• WORK TASK
Keep the wording of every entry exactly as it is while leaving the pictures out of your copy.

• EXERCISE INPUT
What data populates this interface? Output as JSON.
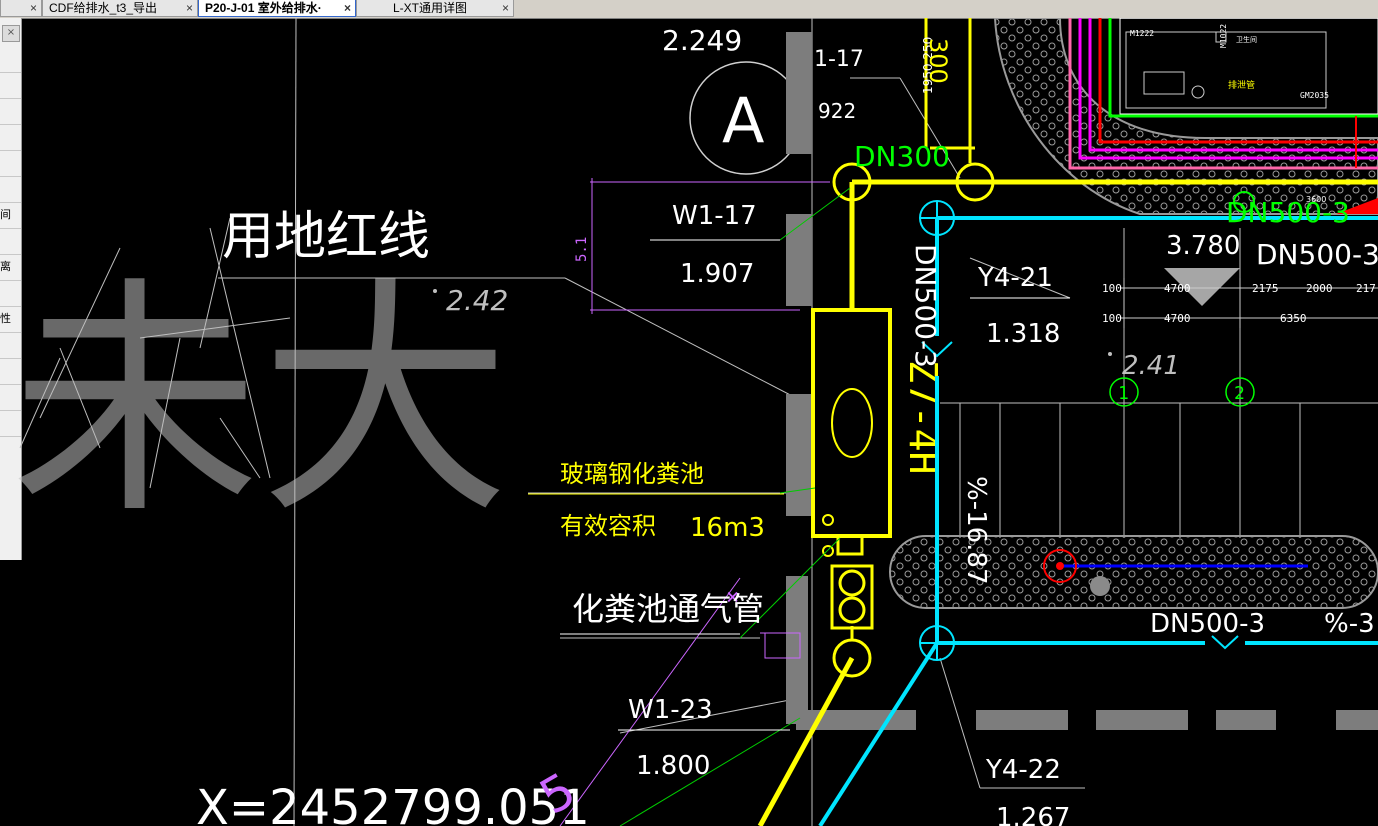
{
  "tabs": [
    {
      "label": "",
      "active": false
    },
    {
      "label": "CDF给排水_t3_导出",
      "active": false
    },
    {
      "label": "P20-J-01 室外给排水·",
      "active": true
    },
    {
      "label": "L-XT通用详图",
      "active": false
    }
  ],
  "tab_close": "×",
  "left_panel": {
    "close": "×",
    "items": [
      "",
      "",
      "",
      "",
      "",
      "",
      "间",
      "",
      "离",
      "",
      "性",
      "",
      "",
      "",
      ""
    ]
  },
  "drawing": {
    "elev_top": "2.249",
    "axis_A": "A",
    "label_1_17": "1-17",
    "num_922": "922",
    "dims_vertical": "1950 250",
    "dn300_top": "300",
    "dn300": "DN300",
    "red_line_label": "用地红线",
    "dot_242": "2.42",
    "dim_51": "5.1",
    "w1_17": "W1-17",
    "w1_17_elev": "1.907",
    "dn500_3_vert": "DN500-3",
    "y4_21": "Y4-21",
    "y4_21_elev": "1.318",
    "elev_3780": "3.780",
    "dn500_3_right": "DN500-3",
    "dn500_3_top": "DN500-3",
    "dim_3600": "3600",
    "dims_row1": [
      "100",
      "4700",
      "2175",
      "2000",
      "217"
    ],
    "dims_row2": [
      "100",
      "4700",
      "6350"
    ],
    "dot_241": "2.41",
    "axis_1": "1",
    "axis_2": "2",
    "tank_code": "Z7-4H",
    "slope_168": "%-16.87",
    "septic_label": "玻璃钢化粪池",
    "volume_label": "有效容积",
    "volume_value": "16m3",
    "vent_label": "化粪池通气管",
    "dn500_3_bottom": "DN500-3",
    "slope_bottom": "%-3",
    "w1_23": "W1-23",
    "w1_23_elev": "1.800",
    "y4_22": "Y4-22",
    "y4_22_elev": "1.267",
    "coord_x": "X=2452799.051",
    "num_5": "5",
    "big_char": "未大",
    "bldg_labels": [
      "M1222",
      "M1022",
      "GM2035",
      "排泄管",
      "卫生间"
    ]
  },
  "colors": {
    "yellow": "#ffff00",
    "cyan": "#00e5ff",
    "magenta": "#ff00ff",
    "red": "#ff0000",
    "green": "#00ff00",
    "blue": "#0000ff",
    "pink": "#ff66aa",
    "gray": "#808080",
    "white": "#ffffff",
    "lilac": "#cc66ff"
  }
}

• ANSWER AREA
What data populates this interface? Output as JSON.
{
  "tabs": [
    {
      "label": "",
      "active": false
    },
    {
      "label": "CDF给排水_t3_导出",
      "active": false
    },
    {
      "label": "P20-J-01 室外给排水·",
      "active": true
    },
    {
      "label": "L-XT通用详图",
      "active": false
    }
  ],
  "tab_close": "×",
  "left_panel": {
    "close": "×",
    "items": [
      "",
      "",
      "",
      "",
      "",
      "",
      "间",
      "",
      "离",
      "",
      "性",
      "",
      "",
      "",
      ""
    ]
  },
  "drawing": {
    "elev_top": "2.249",
    "axis_A": "A",
    "label_1_17": "1-17",
    "num_922": "922",
    "dims_vertical": "1950 250",
    "dn300_top": "300",
    "dn300": "DN300",
    "red_line_label": "用地红线",
    "dot_242": "2.42",
    "dim_51": "5.1",
    "w1_17": "W1-17",
    "w1_17_elev": "1.907",
    "dn500_3_vert": "DN500-3",
    "y4_21": "Y4-21",
    "y4_21_elev": "1.318",
    "elev_3780": "3.780",
    "dn500_3_right": "DN500-3",
    "dn500_3_top": "DN500-3",
    "dim_3600": "3600",
    "dims_row1": [
      "100",
      "4700",
      "2175",
      "2000",
      "217"
    ],
    "dims_row2": [
      "100",
      "4700",
      "6350"
    ],
    "dot_241": "2.41",
    "axis_1": "1",
    "axis_2": "2",
    "tank_code": "Z7-4H",
    "slope_168": "%-16.87",
    "septic_label": "玻璃钢化粪池",
    "volume_label": "有效容积",
    "volume_value": "16m3",
    "vent_label": "化粪池通气管",
    "dn500_3_bottom": "DN500-3",
    "slope_bottom": "%-3",
    "w1_23": "W1-23",
    "w1_23_elev": "1.800",
    "y4_22": "Y4-22",
    "y4_22_elev": "1.267",
    "coord_x": "X=2452799.051",
    "num_5": "5",
    "big_char": "未大",
    "bldg_labels": [
      "M1222",
      "M1022",
      "GM2035",
      "排泄管",
      "卫生间"
    ]
  },
  "colors": {
    "yellow": "#ffff00",
    "cyan": "#00e5ff",
    "magenta": "#ff00ff",
    "red": "#ff0000",
    "green": "#00ff00",
    "blue": "#0000ff",
    "pink": "#ff66aa",
    "gray": "#808080",
    "white": "#ffffff",
    "lilac": "#cc66ff"
  }
}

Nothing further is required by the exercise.